INFORMATION SHOWN START

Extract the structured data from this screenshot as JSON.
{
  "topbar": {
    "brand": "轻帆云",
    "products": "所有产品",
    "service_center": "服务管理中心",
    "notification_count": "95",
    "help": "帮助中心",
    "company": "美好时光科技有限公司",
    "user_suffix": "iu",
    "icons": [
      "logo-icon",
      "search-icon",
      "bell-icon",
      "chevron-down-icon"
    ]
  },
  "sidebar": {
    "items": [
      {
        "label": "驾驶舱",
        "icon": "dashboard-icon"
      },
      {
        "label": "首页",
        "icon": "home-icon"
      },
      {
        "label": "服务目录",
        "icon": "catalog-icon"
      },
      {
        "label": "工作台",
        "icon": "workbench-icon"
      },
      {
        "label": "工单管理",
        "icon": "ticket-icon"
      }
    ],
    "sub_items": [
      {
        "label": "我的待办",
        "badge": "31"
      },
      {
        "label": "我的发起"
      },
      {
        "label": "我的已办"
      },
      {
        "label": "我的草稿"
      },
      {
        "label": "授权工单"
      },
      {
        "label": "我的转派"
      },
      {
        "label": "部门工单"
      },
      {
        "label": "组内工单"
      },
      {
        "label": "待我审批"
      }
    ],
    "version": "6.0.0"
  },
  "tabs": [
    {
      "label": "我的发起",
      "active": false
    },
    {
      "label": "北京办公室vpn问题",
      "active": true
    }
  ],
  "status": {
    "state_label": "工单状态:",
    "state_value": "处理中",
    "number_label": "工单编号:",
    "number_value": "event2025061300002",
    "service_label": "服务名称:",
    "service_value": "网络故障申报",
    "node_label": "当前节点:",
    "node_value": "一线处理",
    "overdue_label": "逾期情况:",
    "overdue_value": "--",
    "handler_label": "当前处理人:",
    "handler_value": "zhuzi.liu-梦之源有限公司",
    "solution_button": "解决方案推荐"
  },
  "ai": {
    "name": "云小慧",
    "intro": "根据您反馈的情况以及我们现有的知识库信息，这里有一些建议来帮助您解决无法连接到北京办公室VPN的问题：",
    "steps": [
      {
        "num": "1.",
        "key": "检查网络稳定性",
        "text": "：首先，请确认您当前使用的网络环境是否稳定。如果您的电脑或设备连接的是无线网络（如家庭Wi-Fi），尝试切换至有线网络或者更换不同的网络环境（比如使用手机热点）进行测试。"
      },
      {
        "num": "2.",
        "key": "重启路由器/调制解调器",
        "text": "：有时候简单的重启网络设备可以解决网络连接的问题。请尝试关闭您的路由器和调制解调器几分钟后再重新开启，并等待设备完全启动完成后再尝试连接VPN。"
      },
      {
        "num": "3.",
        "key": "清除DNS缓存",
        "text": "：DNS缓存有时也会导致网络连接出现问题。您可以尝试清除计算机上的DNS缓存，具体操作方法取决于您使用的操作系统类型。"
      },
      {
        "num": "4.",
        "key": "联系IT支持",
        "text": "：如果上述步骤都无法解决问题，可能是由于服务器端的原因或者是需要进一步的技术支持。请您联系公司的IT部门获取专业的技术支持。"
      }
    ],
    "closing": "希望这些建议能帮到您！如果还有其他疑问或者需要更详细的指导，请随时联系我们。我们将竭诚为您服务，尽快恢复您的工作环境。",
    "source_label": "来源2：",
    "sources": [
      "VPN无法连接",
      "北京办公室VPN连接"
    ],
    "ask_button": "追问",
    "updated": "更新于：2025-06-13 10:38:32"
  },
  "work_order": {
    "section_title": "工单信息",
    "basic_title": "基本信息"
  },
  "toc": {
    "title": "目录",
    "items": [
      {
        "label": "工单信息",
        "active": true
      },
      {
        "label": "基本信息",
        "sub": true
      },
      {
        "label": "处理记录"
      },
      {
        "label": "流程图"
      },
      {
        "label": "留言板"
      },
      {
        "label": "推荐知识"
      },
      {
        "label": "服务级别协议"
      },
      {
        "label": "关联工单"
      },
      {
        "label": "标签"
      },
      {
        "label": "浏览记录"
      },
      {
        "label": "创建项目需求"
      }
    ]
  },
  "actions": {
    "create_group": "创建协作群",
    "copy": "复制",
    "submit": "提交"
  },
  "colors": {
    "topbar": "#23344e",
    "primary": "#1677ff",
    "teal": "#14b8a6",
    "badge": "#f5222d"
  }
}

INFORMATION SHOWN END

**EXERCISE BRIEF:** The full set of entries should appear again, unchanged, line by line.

**COMPLETED TASK:**
Extract the structured data from this screenshot as JSON.
{
  "topbar": {
    "brand": "轻帆云",
    "products": "所有产品",
    "service_center": "服务管理中心",
    "notification_count": "95",
    "help": "帮助中心",
    "company": "美好时光科技有限公司",
    "user_suffix": "iu",
    "icons": [
      "logo-icon",
      "search-icon",
      "bell-icon",
      "chevron-down-icon"
    ]
  },
  "sidebar": {
    "items": [
      {
        "label": "驾驶舱",
        "icon": "dashboard-icon"
      },
      {
        "label": "首页",
        "icon": "home-icon"
      },
      {
        "label": "服务目录",
        "icon": "catalog-icon"
      },
      {
        "label": "工作台",
        "icon": "workbench-icon"
      },
      {
        "label": "工单管理",
        "icon": "ticket-icon"
      }
    ],
    "sub_items": [
      {
        "label": "我的待办",
        "badge": "31"
      },
      {
        "label": "我的发起"
      },
      {
        "label": "我的已办"
      },
      {
        "label": "我的草稿"
      },
      {
        "label": "授权工单"
      },
      {
        "label": "我的转派"
      },
      {
        "label": "部门工单"
      },
      {
        "label": "组内工单"
      },
      {
        "label": "待我审批"
      }
    ],
    "version": "6.0.0"
  },
  "tabs": [
    {
      "label": "我的发起",
      "active": false
    },
    {
      "label": "北京办公室vpn问题",
      "active": true
    }
  ],
  "status": {
    "state_label": "工单状态:",
    "state_value": "处理中",
    "number_label": "工单编号:",
    "number_value": "event2025061300002",
    "service_label": "服务名称:",
    "service_value": "网络故障申报",
    "node_label": "当前节点:",
    "node_value": "一线处理",
    "overdue_label": "逾期情况:",
    "overdue_value": "--",
    "handler_label": "当前处理人:",
    "handler_value": "zhuzi.liu-梦之源有限公司",
    "solution_button": "解决方案推荐"
  },
  "ai": {
    "name": "云小慧",
    "intro": "根据您反馈的情况以及我们现有的知识库信息，这里有一些建议来帮助您解决无法连接到北京办公室VPN的问题：",
    "steps": [
      {
        "num": "1.",
        "key": "检查网络稳定性",
        "text": "：首先，请确认您当前使用的网络环境是否稳定。如果您的电脑或设备连接的是无线网络（如家庭Wi-Fi），尝试切换至有线网络或者更换不同的网络环境（比如使用手机热点）进行测试。"
      },
      {
        "num": "2.",
        "key": "重启路由器/调制解调器",
        "text": "：有时候简单的重启网络设备可以解决网络连接的问题。请尝试关闭您的路由器和调制解调器几分钟后再重新开启，并等待设备完全启动完成后再尝试连接VPN。"
      },
      {
        "num": "3.",
        "key": "清除DNS缓存",
        "text": "：DNS缓存有时也会导致网络连接出现问题。您可以尝试清除计算机上的DNS缓存，具体操作方法取决于您使用的操作系统类型。"
      },
      {
        "num": "4.",
        "key": "联系IT支持",
        "text": "：如果上述步骤都无法解决问题，可能是由于服务器端的原因或者是需要进一步的技术支持。请您联系公司的IT部门获取专业的技术支持。"
      }
    ],
    "closing": "希望这些建议能帮到您！如果还有其他疑问或者需要更详细的指导，请随时联系我们。我们将竭诚为您服务，尽快恢复您的工作环境。",
    "source_label": "来源2：",
    "sources": [
      "VPN无法连接",
      "北京办公室VPN连接"
    ],
    "ask_button": "追问",
    "updated": "更新于：2025-06-13 10:38:32"
  },
  "work_order": {
    "section_title": "工单信息",
    "basic_title": "基本信息"
  },
  "toc": {
    "title": "目录",
    "items": [
      {
        "label": "工单信息",
        "active": true
      },
      {
        "label": "基本信息",
        "sub": true
      },
      {
        "label": "处理记录"
      },
      {
        "label": "流程图"
      },
      {
        "label": "留言板"
      },
      {
        "label": "推荐知识"
      },
      {
        "label": "服务级别协议"
      },
      {
        "label": "关联工单"
      },
      {
        "label": "标签"
      },
      {
        "label": "浏览记录"
      },
      {
        "label": "创建项目需求"
      }
    ]
  },
  "actions": {
    "create_group": "创建协作群",
    "copy": "复制",
    "submit": "提交"
  },
  "colors": {
    "topbar": "#23344e",
    "primary": "#1677ff",
    "teal": "#14b8a6",
    "badge": "#f5222d"
  }
}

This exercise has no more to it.